What are the legal rights of a Deliveroo cyclist?
The Deliveroo scene appears to be getting bigger and bigger at a rapid rate. Groups of couriers waiting for their next job can be seen at all hours in many of our city centres, and the business appears to be thriving. But what if you are considering riding for them?
Deliveroo state that their riders are free to work to their own availability. The rate of pay appears to differs depending on geographical location and time-slot, and these riders only need a bike, relevant safety equipment and to be eligible to work in the UK.
As a passionate cyclist it’s easy to see why this job would appeal to so many riders in the city; flexible hours, lots of exercise, and getting paid to cycle around the city. However, from my perspective, as a solicitor who specialises in accidents involving cyclists, anyone who is considering riding for a courier company needs to consider a few things:
Many couriers are self-employed. How does this affect things?
Employees receive certain benefits that self employed do not. These include but are not limited to; sick pay, paid annual leave, redundancy payments, pension benefits and possibly private healthcare. As a self employed courier you are your own boss and therefore in a different position. This basically means that unless you are paying for insurance to cover you in the event of an accident at work, you are more vulnerable than employees in such circumstances.
What happens if a bicycle courier gets injured?
If a Deliveroo cyclist is injured whilst at work, they may not be entitled to any pay for the time that they are unable to work. Nor could they be covered for damage to their equipment or treatment costs.
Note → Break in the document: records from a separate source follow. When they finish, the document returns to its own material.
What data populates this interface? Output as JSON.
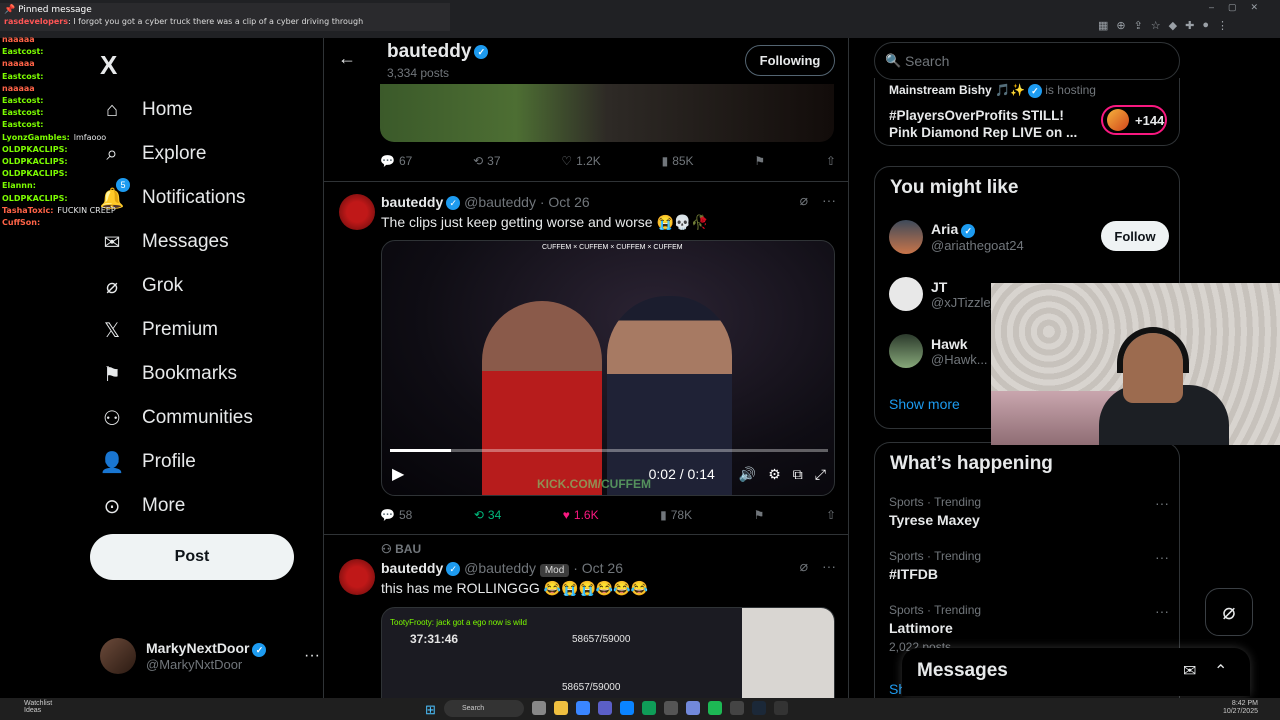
{
  "chat": {
    "pinned_title": "Pinned message",
    "pinned_user": "rasdevelopers",
    "pinned_text": ": I forgot you got a cyber truck there was a clip of a cyber driving through",
    "lines": [
      {
        "user": "naaaaa",
        "msg": ""
      },
      {
        "user": "Eastcost:",
        "msg": ""
      },
      {
        "user": "naaaaa",
        "msg": ""
      },
      {
        "user": "Eastcost:",
        "msg": ""
      },
      {
        "user": "naaaaa",
        "msg": ""
      },
      {
        "user": "Eastcost:",
        "msg": ""
      },
      {
        "user": "Eastcost:",
        "msg": ""
      },
      {
        "user": "Eastcost:",
        "msg": ""
      },
      {
        "user": "LyonzGambles:",
        "msg": "lmfaooo"
      },
      {
        "user": "OLDPKACLIPS:",
        "msg": ""
      },
      {
        "user": "OLDPKACLIPS:",
        "msg": ""
      },
      {
        "user": "OLDPKACLIPS:",
        "msg": ""
      },
      {
        "user": "Elannn:",
        "msg": ""
      },
      {
        "user": "OLDPKACLIPS:",
        "msg": ""
      },
      {
        "user": "TashaToxic:",
        "msg": "FUCKIN CREEP"
      },
      {
        "user": "CuffSon:",
        "msg": ""
      }
    ]
  },
  "nav": {
    "logo": "X",
    "items": [
      {
        "label": "Home"
      },
      {
        "label": "Explore"
      },
      {
        "label": "Notifications",
        "badge": "5"
      },
      {
        "label": "Messages"
      },
      {
        "label": "Grok"
      },
      {
        "label": "Premium"
      },
      {
        "label": "Bookmarks"
      },
      {
        "label": "Communities"
      },
      {
        "label": "Profile"
      },
      {
        "label": "More"
      }
    ],
    "post_label": "Post",
    "account": {
      "name": "MarkyNextDoor",
      "handle": "@MarkyNxtDoor",
      "more": "···"
    }
  },
  "header": {
    "back": "←",
    "title": "bauteddy",
    "subtitle": "3,334 posts",
    "following_label": "Following"
  },
  "prev_actions": {
    "replies": "67",
    "reposts": "37",
    "likes": "1.2K",
    "views": "85K"
  },
  "tweet1": {
    "name": "bauteddy",
    "handle": "@bauteddy",
    "date": "· Oct 26",
    "text": "The clips just keep getting worse and worse 😭💀🥀",
    "video_top": "CUFFEM × CUFFEM × CUFFEM × CUFFEM",
    "video_time": "0:02 / 0:14",
    "video_watermark": "KICK.COM/CUFFEM",
    "progress": 0.14,
    "actions": {
      "replies": "58",
      "reposts": "34",
      "likes": "1.6K",
      "views": "78K"
    }
  },
  "tweet2": {
    "context": "BAU",
    "name": "bauteddy",
    "handle": "@bauteddy",
    "mod": "Mod",
    "date": "· Oct 26",
    "text": "this has me ROLLINGGG 😂😭😭😂😂😂",
    "img_line1": "TootyFrooty: jack got a ego now is wild",
    "img_timer": "37:31:46",
    "img_count": "58657/59000",
    "img_count2": "58657/59000"
  },
  "right": {
    "search_placeholder": "Search",
    "host": {
      "user": "Mainstream Bishy 🎵✨",
      "status": "is hosting",
      "title_line1": "#PlayersOverProfits STILL!",
      "title_line2": "Pink Diamond Rep LIVE on ...",
      "count": "+144"
    },
    "might_like": {
      "heading": "You might like",
      "people": [
        {
          "name": "Aria",
          "handle": "@ariathegoat24",
          "btn": "Follow"
        },
        {
          "name": "JT",
          "handle": "@xJTizzle_"
        },
        {
          "name": "Hawk",
          "handle": "@Hawk..."
        }
      ],
      "show_more": "Show more"
    },
    "happening": {
      "heading": "What’s happening",
      "trends": [
        {
          "cat": "Sports · Trending",
          "title": "Tyrese Maxey",
          "posts": ""
        },
        {
          "cat": "Sports · Trending",
          "title": "#ITFDB",
          "posts": ""
        },
        {
          "cat": "Sports · Trending",
          "title": "Lattimore",
          "posts": "2,022 posts"
        }
      ],
      "show": "Sh"
    }
  },
  "messages_drawer": {
    "title": "Messages"
  },
  "taskbar": {
    "watchlist": "Watchlist",
    "ideas": "Ideas",
    "search": "Search",
    "time": "8:42 PM",
    "date": "10/27/2025"
  },
  "colors": {
    "accent": "#1d9bf0",
    "like": "#f91880",
    "repost": "#00ba7c",
    "bg": "#000000",
    "border": "#2f3336"
  }
}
This is because they are, technically, self-employed.
Given the nature of the work and the self-employed basis of the role, this has the potential to place courier riders in a precarious position in terms of their income should they be unfortunate enough to be involved in a cycling or motorcycle accident.
It is important for couriers to know that if they are unable to work because of injuries sustained as a result of a cycling accident, they may be entitled to pursue a claim against another party for 1) their pain, suffering and loss of amenity and 2) the financial losses they suffer as a consequence of the accident.
It is important to be able to prove the losses by providing evidence of pre-accident pay and the cost of repairing or estimating the market value of the damaged bike.
What happens if a cyclist injures someone else, or damages a vehicle?
If a cyclist crashes into someone’s car, or collides with a pedestrian then they may find themselves liable for the cost (if they were at fault). In such a situation, a self-employed courier would probably be personally responsible (unlike an employee who might be covered by their employer). However, in these circumstances there are other things to consider.
For example, a company can be held liable if there is sufficient evidence to suggest that the cyclist’s actions were being performed in the course of this job for the business. Furthermore, as couriers are paid by the job, the company paying them is arguably rewarding the riders who cycle quickly and therefore (potentially) place themselves and others in danger. It is important to stress however that this is not a simple case, there are many variables at play and in situations like these it could go as far as being decided by the courts.